Article in English | ProQuest Central | ID: covidwho-2017546


Many economists argue that fiscal balance (i.e. preventing fiscal deficits and establishing rules for government lending) positively affects the growth rate. Several studies document a strong correlation between these two variables based on the Ricardian equivalence theorem and the crowding-out effect. It may be argued that high growth rates lead to a positive fiscal balance, while lower/negative growth rates lead to deficits (but not vice versa). This study examines this cause-and-effect relationship via a sample of four EU countries that have been affected by the economic crisis. Specifically, a Granger causality analysis captures the linear interdependencies among multiple time series to determine the causal relation between the budget deficit and the GDP growth rates for Greece, Italy, Spain, and Portugal. The results show that no clear rule governs the cause-and-effect relationship between the GDP growth rates and net government lending rates (as a percentage of GDP). Moreover, the literature supports the idea that fiscal improvement may lead to economic growth, while improving net government lending leads to an increase in the GDP growth rate. This study suggests some useful fiscal policies to apply during a crisis.

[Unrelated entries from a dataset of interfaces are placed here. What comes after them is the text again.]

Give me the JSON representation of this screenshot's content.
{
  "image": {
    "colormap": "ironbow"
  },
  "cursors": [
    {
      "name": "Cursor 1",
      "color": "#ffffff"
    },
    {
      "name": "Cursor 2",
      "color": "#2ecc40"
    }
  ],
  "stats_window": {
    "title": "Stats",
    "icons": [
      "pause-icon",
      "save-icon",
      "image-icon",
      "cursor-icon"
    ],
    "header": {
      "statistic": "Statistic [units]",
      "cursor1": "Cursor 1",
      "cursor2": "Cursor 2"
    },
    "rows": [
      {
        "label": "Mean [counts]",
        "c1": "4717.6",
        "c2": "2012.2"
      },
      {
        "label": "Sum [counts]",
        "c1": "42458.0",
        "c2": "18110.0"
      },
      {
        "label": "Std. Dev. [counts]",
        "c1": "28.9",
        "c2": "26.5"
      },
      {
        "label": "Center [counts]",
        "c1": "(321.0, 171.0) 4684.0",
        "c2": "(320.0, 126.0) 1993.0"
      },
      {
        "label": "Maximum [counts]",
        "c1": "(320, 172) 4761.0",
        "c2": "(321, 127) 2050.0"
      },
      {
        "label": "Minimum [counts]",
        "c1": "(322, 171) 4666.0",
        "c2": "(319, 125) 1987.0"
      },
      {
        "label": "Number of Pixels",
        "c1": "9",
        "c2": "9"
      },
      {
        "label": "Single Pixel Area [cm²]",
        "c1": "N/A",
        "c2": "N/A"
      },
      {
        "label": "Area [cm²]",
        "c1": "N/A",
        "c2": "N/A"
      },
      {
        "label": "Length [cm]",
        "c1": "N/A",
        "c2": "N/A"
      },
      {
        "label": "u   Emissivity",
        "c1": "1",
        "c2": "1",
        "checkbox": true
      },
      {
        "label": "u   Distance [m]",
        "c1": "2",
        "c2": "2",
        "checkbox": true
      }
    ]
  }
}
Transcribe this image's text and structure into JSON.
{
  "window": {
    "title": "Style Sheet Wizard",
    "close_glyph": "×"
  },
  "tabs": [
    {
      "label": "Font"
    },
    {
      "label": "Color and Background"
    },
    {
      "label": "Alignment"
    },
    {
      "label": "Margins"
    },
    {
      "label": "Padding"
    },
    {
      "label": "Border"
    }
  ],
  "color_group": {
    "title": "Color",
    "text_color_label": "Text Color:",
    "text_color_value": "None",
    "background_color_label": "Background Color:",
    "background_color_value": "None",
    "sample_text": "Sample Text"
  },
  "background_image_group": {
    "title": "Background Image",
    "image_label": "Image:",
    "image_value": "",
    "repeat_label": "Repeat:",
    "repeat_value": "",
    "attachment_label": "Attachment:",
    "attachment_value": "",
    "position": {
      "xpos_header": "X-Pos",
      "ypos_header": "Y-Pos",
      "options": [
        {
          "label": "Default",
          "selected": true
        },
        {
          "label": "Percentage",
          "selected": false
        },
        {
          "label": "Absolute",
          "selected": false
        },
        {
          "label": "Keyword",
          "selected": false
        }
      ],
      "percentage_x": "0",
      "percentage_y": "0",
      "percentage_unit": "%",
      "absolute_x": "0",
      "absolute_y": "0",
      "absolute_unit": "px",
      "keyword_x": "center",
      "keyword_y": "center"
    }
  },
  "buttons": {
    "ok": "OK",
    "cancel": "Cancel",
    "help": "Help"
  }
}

Also, investigating government lending can be useful in a post-COVID-19 economic environment.